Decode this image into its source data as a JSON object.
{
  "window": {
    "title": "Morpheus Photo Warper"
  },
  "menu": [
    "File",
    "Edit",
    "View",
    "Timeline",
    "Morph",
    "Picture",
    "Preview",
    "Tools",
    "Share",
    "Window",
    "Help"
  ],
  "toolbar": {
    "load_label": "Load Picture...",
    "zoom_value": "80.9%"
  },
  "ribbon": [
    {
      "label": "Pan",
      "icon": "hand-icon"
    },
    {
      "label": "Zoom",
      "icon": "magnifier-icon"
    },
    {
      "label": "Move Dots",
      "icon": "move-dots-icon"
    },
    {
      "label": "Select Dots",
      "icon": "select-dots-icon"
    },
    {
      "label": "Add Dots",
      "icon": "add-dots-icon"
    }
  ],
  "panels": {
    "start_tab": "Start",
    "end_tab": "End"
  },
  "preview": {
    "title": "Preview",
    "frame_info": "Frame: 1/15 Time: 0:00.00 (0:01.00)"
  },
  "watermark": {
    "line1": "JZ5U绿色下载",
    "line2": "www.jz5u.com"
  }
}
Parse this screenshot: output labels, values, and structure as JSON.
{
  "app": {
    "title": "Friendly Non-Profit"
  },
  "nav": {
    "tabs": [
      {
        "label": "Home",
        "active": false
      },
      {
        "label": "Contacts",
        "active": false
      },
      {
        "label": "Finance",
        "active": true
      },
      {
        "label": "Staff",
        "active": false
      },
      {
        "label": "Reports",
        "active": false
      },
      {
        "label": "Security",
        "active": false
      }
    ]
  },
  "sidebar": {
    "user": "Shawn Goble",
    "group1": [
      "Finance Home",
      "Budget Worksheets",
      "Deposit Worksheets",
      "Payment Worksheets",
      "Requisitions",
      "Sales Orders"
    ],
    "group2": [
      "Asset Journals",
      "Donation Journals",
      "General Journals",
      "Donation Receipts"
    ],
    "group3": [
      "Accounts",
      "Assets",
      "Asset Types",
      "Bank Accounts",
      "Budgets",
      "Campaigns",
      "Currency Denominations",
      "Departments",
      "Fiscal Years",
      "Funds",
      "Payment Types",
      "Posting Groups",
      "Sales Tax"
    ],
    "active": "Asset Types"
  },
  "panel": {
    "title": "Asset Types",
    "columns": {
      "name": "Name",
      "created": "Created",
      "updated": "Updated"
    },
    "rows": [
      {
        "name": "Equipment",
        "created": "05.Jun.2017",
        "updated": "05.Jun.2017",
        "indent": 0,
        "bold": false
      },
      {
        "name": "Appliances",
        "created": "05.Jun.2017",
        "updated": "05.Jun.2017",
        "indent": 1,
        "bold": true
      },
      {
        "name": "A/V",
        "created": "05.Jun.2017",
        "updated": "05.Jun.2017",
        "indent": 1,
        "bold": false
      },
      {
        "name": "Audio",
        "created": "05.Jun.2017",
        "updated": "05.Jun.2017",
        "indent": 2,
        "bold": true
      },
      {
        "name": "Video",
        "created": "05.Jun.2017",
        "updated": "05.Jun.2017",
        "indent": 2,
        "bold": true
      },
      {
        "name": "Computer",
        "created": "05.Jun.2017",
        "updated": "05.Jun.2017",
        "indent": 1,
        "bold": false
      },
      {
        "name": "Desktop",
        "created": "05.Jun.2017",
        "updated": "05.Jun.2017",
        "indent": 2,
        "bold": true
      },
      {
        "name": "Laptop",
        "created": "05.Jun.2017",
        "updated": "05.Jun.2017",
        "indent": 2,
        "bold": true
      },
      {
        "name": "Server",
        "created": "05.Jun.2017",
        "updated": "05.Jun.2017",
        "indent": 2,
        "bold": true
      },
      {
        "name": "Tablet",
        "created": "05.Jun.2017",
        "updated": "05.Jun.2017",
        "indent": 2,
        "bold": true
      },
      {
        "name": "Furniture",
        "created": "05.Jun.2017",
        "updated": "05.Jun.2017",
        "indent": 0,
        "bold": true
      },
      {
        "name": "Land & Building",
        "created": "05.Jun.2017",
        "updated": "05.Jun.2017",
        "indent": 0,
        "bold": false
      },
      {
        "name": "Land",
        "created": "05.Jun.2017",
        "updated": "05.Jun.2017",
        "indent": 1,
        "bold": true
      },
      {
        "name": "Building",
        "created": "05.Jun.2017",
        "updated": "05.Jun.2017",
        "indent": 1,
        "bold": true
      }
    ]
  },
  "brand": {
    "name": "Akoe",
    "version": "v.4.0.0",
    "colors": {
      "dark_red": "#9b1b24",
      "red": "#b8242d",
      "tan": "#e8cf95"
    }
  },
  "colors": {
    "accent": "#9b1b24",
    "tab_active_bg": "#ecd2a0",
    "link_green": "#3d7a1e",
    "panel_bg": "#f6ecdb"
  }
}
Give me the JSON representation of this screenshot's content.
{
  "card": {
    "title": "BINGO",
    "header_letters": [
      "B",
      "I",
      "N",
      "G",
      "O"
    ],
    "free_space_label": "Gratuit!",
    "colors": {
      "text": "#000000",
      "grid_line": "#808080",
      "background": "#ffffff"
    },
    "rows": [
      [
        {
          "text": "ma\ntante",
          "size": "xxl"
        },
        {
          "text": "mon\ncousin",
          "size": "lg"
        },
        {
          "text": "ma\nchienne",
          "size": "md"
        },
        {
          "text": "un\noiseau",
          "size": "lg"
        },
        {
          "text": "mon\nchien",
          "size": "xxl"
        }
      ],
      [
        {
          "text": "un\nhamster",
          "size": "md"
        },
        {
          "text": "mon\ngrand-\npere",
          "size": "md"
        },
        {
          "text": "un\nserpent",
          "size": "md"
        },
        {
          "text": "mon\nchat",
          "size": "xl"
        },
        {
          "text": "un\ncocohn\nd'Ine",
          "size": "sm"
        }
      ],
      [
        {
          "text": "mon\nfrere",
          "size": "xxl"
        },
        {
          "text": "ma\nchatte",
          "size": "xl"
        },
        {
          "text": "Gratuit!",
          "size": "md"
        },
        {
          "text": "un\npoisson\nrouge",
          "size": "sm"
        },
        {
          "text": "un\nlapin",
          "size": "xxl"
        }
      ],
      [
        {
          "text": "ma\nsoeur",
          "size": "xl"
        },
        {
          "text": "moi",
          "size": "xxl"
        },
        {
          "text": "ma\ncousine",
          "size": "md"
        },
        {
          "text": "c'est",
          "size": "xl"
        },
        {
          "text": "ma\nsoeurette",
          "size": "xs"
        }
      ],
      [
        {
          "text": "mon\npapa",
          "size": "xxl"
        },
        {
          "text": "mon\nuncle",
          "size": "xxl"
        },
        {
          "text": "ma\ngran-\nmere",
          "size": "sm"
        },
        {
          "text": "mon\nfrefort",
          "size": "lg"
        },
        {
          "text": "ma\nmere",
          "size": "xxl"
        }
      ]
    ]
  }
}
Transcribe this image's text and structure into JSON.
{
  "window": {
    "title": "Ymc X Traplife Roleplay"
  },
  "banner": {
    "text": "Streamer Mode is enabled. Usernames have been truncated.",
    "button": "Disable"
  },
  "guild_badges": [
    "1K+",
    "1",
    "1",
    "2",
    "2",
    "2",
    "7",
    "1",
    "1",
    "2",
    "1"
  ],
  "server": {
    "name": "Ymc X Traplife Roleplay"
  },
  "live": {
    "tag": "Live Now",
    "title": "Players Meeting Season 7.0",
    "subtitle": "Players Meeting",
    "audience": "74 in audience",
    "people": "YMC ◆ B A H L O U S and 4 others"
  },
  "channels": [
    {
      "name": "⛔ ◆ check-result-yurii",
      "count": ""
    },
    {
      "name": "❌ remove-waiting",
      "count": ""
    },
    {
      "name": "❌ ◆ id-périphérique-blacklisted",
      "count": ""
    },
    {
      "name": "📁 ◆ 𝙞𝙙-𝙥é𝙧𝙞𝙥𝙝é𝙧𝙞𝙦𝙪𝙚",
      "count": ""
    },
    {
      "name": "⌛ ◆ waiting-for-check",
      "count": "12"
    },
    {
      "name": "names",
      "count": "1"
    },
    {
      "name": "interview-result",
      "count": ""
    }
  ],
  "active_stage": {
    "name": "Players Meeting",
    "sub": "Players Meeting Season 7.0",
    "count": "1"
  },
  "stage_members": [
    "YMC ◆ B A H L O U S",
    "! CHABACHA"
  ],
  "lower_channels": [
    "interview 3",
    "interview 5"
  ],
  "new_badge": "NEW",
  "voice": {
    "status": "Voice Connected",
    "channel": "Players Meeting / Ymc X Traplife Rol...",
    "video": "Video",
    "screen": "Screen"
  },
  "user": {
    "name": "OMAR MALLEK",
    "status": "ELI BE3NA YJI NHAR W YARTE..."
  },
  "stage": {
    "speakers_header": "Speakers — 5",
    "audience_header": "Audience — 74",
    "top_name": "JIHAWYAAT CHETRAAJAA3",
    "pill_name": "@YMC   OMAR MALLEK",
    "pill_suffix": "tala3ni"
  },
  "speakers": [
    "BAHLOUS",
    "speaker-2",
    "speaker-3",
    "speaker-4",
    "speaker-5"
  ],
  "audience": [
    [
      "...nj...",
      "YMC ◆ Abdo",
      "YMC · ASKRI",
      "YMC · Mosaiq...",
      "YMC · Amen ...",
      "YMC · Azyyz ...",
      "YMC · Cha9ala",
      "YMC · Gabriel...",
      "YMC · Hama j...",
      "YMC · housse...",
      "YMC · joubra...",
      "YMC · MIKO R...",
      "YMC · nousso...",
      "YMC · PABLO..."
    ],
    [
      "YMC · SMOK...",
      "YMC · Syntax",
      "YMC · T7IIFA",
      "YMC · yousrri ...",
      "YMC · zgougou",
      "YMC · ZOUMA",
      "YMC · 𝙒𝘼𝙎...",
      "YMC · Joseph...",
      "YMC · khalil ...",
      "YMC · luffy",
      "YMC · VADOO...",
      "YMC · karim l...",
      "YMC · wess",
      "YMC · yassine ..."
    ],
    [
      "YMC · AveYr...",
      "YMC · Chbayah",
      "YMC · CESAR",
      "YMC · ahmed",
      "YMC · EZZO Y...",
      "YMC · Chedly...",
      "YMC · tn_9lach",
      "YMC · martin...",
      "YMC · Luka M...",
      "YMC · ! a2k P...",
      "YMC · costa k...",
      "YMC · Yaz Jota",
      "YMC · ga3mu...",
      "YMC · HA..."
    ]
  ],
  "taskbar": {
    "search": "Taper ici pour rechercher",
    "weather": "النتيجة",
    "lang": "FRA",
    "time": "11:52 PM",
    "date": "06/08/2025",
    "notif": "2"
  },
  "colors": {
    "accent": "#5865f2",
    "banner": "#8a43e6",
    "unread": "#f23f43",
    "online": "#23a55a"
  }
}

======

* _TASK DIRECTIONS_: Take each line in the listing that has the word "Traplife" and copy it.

* _YOUR SOLUTION_:
    "title": "Ymc X Traplife Roleplay"
    "name": "Ymc X Traplife Roleplay"
    "channel": "Players Meeting / Ymc X Traplife Rol...",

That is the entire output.